What this task involves: Each line below should be set down again unchanged.

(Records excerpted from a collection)
================

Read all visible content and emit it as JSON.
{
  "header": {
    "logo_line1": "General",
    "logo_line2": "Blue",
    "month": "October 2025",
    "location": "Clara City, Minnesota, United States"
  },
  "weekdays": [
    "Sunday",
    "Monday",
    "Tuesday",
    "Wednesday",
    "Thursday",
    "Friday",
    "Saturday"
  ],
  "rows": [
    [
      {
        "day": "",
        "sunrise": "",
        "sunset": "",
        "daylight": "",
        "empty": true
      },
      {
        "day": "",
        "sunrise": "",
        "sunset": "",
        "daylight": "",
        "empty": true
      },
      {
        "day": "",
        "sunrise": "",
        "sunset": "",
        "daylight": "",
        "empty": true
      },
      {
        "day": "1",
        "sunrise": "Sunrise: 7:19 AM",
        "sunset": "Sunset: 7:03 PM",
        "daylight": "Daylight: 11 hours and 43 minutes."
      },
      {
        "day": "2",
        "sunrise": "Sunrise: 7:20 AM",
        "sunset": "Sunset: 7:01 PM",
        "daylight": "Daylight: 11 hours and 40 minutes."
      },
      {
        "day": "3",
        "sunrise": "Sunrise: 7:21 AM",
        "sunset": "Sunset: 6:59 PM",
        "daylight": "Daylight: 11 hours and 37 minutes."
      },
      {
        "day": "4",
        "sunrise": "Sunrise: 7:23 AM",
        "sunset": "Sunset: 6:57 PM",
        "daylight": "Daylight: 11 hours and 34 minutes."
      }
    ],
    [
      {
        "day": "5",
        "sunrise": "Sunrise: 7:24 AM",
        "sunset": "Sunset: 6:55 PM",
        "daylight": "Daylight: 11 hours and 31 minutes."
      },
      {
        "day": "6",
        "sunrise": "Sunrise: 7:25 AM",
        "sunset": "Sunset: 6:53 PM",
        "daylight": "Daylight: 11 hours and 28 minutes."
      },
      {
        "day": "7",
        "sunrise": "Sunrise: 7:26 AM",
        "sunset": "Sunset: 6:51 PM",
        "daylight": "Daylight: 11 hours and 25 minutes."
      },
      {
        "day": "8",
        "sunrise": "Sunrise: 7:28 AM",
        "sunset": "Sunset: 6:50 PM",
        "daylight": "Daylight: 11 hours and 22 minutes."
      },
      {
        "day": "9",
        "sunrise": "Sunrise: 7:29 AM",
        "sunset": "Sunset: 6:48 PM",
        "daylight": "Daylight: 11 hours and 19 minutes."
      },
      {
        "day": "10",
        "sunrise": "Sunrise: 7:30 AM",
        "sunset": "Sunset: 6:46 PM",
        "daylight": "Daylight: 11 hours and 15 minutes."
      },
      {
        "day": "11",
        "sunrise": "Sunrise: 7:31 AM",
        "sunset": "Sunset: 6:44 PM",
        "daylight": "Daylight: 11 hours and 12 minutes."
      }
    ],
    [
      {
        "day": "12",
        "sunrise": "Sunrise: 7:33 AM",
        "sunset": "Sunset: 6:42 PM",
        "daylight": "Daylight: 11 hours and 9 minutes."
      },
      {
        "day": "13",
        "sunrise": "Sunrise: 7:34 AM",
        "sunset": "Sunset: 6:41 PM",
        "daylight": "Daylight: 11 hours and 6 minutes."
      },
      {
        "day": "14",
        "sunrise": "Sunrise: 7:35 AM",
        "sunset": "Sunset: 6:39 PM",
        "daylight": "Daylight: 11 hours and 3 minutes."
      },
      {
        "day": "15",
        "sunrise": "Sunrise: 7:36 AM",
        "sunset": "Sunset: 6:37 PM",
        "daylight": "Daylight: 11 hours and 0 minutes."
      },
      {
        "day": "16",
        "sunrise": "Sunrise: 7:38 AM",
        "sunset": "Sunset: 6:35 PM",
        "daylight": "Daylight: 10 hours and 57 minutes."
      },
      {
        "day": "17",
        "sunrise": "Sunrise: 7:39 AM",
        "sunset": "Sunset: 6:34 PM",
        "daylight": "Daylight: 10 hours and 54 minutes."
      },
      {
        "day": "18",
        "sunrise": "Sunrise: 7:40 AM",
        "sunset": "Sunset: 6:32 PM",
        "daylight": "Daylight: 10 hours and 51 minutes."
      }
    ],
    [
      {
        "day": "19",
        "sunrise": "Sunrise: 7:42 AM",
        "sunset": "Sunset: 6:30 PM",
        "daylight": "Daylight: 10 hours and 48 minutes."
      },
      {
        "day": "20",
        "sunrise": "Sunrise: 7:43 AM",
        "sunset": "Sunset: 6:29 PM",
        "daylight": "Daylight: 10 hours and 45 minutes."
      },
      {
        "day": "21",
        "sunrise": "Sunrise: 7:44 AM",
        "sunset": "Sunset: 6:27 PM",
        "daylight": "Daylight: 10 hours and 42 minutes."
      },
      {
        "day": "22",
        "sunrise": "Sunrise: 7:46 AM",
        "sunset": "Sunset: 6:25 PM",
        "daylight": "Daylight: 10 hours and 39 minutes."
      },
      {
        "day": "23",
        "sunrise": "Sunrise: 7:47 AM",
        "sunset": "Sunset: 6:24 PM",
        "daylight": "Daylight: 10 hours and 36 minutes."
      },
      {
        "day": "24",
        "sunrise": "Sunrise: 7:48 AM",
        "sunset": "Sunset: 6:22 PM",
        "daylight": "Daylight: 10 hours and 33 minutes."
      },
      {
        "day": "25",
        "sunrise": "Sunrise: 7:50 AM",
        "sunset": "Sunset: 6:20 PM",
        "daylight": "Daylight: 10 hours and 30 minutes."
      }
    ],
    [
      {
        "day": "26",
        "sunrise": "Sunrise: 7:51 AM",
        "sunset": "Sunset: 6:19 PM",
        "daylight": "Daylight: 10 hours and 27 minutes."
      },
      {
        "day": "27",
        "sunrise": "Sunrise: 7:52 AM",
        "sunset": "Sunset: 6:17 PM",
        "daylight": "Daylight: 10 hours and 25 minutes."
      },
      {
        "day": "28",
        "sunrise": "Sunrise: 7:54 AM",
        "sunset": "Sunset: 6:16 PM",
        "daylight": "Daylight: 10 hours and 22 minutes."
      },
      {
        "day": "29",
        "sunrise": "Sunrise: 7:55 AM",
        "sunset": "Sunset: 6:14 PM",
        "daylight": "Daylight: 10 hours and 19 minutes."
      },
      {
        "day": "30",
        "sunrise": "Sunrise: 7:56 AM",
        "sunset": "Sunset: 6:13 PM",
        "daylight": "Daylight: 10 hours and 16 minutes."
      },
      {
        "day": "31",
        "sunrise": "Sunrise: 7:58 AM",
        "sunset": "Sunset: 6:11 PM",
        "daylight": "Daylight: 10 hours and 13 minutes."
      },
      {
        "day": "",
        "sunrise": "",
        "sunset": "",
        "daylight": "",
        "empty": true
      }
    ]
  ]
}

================

Answer for this exercise:
Read all visible content and emit it as JSON.
{
  "header": {
    "logo_line1": "General",
    "logo_line2": "Blue",
    "month": "October 2025",
    "location": "Clara City, Minnesota, United States"
  },
  "weekdays": [
    "Sunday",
    "Monday",
    "Tuesday",
    "Wednesday",
    "Thursday",
    "Friday",
    "Saturday"
  ],
  "rows": [
    [
      {
        "day": "",
        "sunrise": "",
        "sunset": "",
        "daylight": "",
        "empty": true
      },
      {
        "day": "",
        "sunrise": "",
        "sunset": "",
        "daylight": "",
        "empty": true
      },
      {
        "day": "",
        "sunrise": "",
        "sunset": "",
        "daylight": "",
        "empty": true
      },
      {
        "day": "1",
        "sunrise": "Sunrise: 7:19 AM",
        "sunset": "Sunset: 7:03 PM",
        "daylight": "Daylight: 11 hours and 43 minutes."
      },
      {
        "day": "2",
        "sunrise": "Sunrise: 7:20 AM",
        "sunset": "Sunset: 7:01 PM",
        "daylight": "Daylight: 11 hours and 40 minutes."
      },
      {
        "day": "3",
        "sunrise": "Sunrise: 7:21 AM",
        "sunset": "Sunset: 6:59 PM",
        "daylight": "Daylight: 11 hours and 37 minutes."
      },
      {
        "day": "4",
        "sunrise": "Sunrise: 7:23 AM",
        "sunset": "Sunset: 6:57 PM",
        "daylight": "Daylight: 11 hours and 34 minutes."
      }
    ],
    [
      {
        "day": "5",
        "sunrise": "Sunrise: 7:24 AM",
        "sunset": "Sunset: 6:55 PM",
        "daylight": "Daylight: 11 hours and 31 minutes."
      },
      {
        "day": "6",
        "sunrise": "Sunrise: 7:25 AM",
        "sunset": "Sunset: 6:53 PM",
        "daylight": "Daylight: 11 hours and 28 minutes."
      },
      {
        "day": "7",
        "sunrise": "Sunrise: 7:26 AM",
        "sunset": "Sunset: 6:51 PM",
        "daylight": "Daylight: 11 hours and 25 minutes."
      },
      {
        "day": "8",
        "sunrise": "Sunrise: 7:28 AM",
        "sunset": "Sunset: 6:50 PM",
        "daylight": "Daylight: 11 hours and 22 minutes."
      },
      {
        "day": "9",
        "sunrise": "Sunrise: 7:29 AM",
        "sunset": "Sunset: 6:48 PM",
        "daylight": "Daylight: 11 hours and 19 minutes."
      },
      {
        "day": "10",
        "sunrise": "Sunrise: 7:30 AM",
        "sunset": "Sunset: 6:46 PM",
        "daylight": "Daylight: 11 hours and 15 minutes."
      },
      {
        "day": "11",
        "sunrise": "Sunrise: 7:31 AM",
        "sunset": "Sunset: 6:44 PM",
        "daylight": "Daylight: 11 hours and 12 minutes."
      }
    ],
    [
      {
        "day": "12",
        "sunrise": "Sunrise: 7:33 AM",
        "sunset": "Sunset: 6:42 PM",
        "daylight": "Daylight: 11 hours and 9 minutes."
      },
      {
        "day": "13",
        "sunrise": "Sunrise: 7:34 AM",
        "sunset": "Sunset: 6:41 PM",
        "daylight": "Daylight: 11 hours and 6 minutes."
      },
      {
        "day": "14",
        "sunrise": "Sunrise: 7:35 AM",
        "sunset": "Sunset: 6:39 PM",
        "daylight": "Daylight: 11 hours and 3 minutes."
      },
      {
        "day": "15",
        "sunrise": "Sunrise: 7:36 AM",
        "sunset": "Sunset: 6:37 PM",
        "daylight": "Daylight: 11 hours and 0 minutes."
      },
      {
        "day": "16",
        "sunrise": "Sunrise: 7:38 AM",
        "sunset": "Sunset: 6:35 PM",
        "daylight": "Daylight: 10 hours and 57 minutes."
      },
      {
        "day": "17",
        "sunrise": "Sunrise: 7:39 AM",
        "sunset": "Sunset: 6:34 PM",
        "daylight": "Daylight: 10 hours and 54 minutes."
      },
      {
        "day": "18",
        "sunrise": "Sunrise: 7:40 AM",
        "sunset": "Sunset: 6:32 PM",
        "daylight": "Daylight: 10 hours and 51 minutes."
      }
    ],
    [
      {
        "day": "19",
        "sunrise": "Sunrise: 7:42 AM",
        "sunset": "Sunset: 6:30 PM",
        "daylight": "Daylight: 10 hours and 48 minutes."
      },
      {
        "day": "20",
        "sunrise": "Sunrise: 7:43 AM",
        "sunset": "Sunset: 6:29 PM",
        "daylight": "Daylight: 10 hours and 45 minutes."
      },
      {
        "day": "21",
        "sunrise": "Sunrise: 7:44 AM",
        "sunset": "Sunset: 6:27 PM",
        "daylight": "Daylight: 10 hours and 42 minutes."
      },
      {
        "day": "22",
        "sunrise": "Sunrise: 7:46 AM",
        "sunset": "Sunset: 6:25 PM",
        "daylight": "Daylight: 10 hours and 39 minutes."
      },
      {
        "day": "23",
        "sunrise": "Sunrise: 7:47 AM",
        "sunset": "Sunset: 6:24 PM",
        "daylight": "Daylight: 10 hours and 36 minutes."
      },
      {
        "day": "24",
        "sunrise": "Sunrise: 7:48 AM",
        "sunset": "Sunset: 6:22 PM",
        "daylight": "Daylight: 10 hours and 33 minutes."
      },
      {
        "day": "25",
        "sunrise": "Sunrise: 7:50 AM",
        "sunset": "Sunset: 6:20 PM",
        "daylight": "Daylight: 10 hours and 30 minutes."
      }
    ],
    [
      {
        "day": "26",
        "sunrise": "Sunrise: 7:51 AM",
        "sunset": "Sunset: 6:19 PM",
        "daylight": "Daylight: 10 hours and 27 minutes."
      },
      {
        "day": "27",
        "sunrise": "Sunrise: 7:52 AM",
        "sunset": "Sunset: 6:17 PM",
        "daylight": "Daylight: 10 hours and 25 minutes."
      },
      {
        "day": "28",
        "sunrise": "Sunrise: 7:54 AM",
        "sunset": "Sunset: 6:16 PM",
        "daylight": "Daylight: 10 hours and 22 minutes."
      },
      {
        "day": "29",
        "sunrise": "Sunrise: 7:55 AM",
        "sunset": "Sunset: 6:14 PM",
        "daylight": "Daylight: 10 hours and 19 minutes."
      },
      {
        "day": "30",
        "sunrise": "Sunrise: 7:56 AM",
        "sunset": "Sunset: 6:13 PM",
        "daylight": "Daylight: 10 hours and 16 minutes."
      },
      {
        "day": "31",
        "sunrise": "Sunrise: 7:58 AM",
        "sunset": "Sunset: 6:11 PM",
        "daylight": "Daylight: 10 hours and 13 minutes."
      },
      {
        "day": "",
        "sunrise": "",
        "sunset": "",
        "daylight": "",
        "empty": true
      }
    ]
  ]
}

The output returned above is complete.